There are two distinct words for communication in the Japanese language: “tatemae”, which is the facade you put up in front of others, and “honne”, which is what you really think and feel. Sharing one’s “honne”, or true self, can take many years, even within deep friendships.
It’s part of why IMB journeymen Aubrey Strickling and Hannah Miller were so surprised when they made some unexpected friends. They were eating lunch in one of Tokyo’s parks when two older Japanese women, Ichika and Sakura, introduced themselves. They wanted to practice their English. Strickling and Miller happily obliged.

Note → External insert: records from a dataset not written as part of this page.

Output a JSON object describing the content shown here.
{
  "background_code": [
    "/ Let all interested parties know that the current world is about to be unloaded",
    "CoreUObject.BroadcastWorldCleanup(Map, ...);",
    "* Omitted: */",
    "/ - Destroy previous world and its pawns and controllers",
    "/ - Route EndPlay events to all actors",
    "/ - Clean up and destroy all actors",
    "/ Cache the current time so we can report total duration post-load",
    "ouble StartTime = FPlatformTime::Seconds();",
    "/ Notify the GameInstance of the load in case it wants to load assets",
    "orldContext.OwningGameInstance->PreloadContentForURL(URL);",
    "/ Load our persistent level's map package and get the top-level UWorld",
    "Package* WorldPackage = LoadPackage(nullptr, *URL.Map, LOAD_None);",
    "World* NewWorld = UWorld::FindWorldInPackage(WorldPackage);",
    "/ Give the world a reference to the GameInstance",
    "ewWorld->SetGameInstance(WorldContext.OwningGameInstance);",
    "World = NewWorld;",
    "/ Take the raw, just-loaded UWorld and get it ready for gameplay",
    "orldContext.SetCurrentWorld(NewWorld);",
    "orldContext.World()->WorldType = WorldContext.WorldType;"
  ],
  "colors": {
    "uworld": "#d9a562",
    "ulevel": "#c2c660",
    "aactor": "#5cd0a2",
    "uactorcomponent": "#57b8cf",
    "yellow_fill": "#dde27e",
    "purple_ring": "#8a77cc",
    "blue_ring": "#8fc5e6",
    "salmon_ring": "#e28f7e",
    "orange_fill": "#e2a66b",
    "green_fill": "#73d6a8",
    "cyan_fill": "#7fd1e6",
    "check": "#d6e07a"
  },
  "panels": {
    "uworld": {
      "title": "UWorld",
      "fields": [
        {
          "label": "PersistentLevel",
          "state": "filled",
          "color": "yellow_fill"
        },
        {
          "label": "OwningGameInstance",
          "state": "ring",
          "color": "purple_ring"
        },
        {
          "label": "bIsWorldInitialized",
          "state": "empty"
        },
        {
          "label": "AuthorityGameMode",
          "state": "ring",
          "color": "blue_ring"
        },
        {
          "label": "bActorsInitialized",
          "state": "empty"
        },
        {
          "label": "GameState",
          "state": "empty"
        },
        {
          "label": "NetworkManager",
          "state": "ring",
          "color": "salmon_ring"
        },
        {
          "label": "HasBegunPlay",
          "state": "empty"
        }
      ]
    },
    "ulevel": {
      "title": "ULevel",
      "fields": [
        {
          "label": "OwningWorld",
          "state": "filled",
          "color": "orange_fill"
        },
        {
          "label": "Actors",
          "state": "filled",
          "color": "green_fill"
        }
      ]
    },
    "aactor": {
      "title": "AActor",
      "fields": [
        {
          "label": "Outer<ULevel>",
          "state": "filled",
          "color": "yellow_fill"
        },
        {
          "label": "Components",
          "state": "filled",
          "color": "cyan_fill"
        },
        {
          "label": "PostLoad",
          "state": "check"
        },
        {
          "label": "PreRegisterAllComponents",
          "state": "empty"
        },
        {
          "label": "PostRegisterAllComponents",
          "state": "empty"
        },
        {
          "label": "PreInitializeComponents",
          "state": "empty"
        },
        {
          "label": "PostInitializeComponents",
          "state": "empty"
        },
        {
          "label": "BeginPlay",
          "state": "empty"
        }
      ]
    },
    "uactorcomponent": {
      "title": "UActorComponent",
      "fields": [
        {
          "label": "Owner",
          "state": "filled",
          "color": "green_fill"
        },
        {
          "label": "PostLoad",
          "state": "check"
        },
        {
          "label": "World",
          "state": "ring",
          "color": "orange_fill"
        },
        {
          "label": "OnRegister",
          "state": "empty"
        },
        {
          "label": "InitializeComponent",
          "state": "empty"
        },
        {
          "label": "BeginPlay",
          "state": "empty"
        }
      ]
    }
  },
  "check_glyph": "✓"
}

They exchanged emails and made plans to meet another time. Strickling wasn’t quite sure what to expect, because it was unusual in her experience for a Japanese person to initiate a relationship. But since that day in the park, the women have met together every single week, and a deep friendship has blossomed between them.
Strickling said she learned invaluable insights from them about how to love and serve the Japanese, and that she was consistently surprised at how willing they were to engage in deep conversations. She said that in her experience, most Japanese quickly change the subject when it turns to religion or other weighty matters. Ichika and Sakura, however, always want to keep talking.
For example, during a conversation about American Easter traditions, Strickling and Miller were able to share what the Gospel teaches about life after death. Both Ichika and Sakura listened intently, and one said, “You’ve given me a lot of new things to think about today.”
Later, Ichika and Sakura said, “With us, we only ever want you to share your ‘honne.’ You can’t do that with other Japanese; you have to share ‘tatemae.’ But we only want to share what we really think and what we really feel. We’re not hiding.”
Tara Rice, who has served in Tokyo since 2017, said Strickling and Miller’s experience reflects the unique opportunity foreigners sometimes have to build relationships with Japanese.
“In Japanese culture, you keep your burdens and your feelings to yourself. There’s a strict social script and you don’t deviate from it,” Rice said. “But with foreigners, we don’t know the script, and so [Japanese] don’t have to follow it. So, being a foreigner can be a huge open door.”
Less than 1 percent of Japanese follow Jesus. Shintoism and Buddhism, the majority religions, are just cultural beliefs for many.
Strickling says that she has seen God working through these friendships to open Ichika and Sakura’s hearts, she’s also seen God using them to grow her own love for the Japanese and for sharing the Gospel.
She said God has used this season to remind her that believers share the Gospel not just because they are commanded to, but because every life is precious.
“We’ve come to love them so much, and we care about their lives, we care what happens to them, we care that they feel loved,” she said. “It’s not just about checking boxes and sharing the gospel because we’re told to, but because these people are precious and amazing, and I want them to know hope and joy and peace and love.”
Source: Baptist Press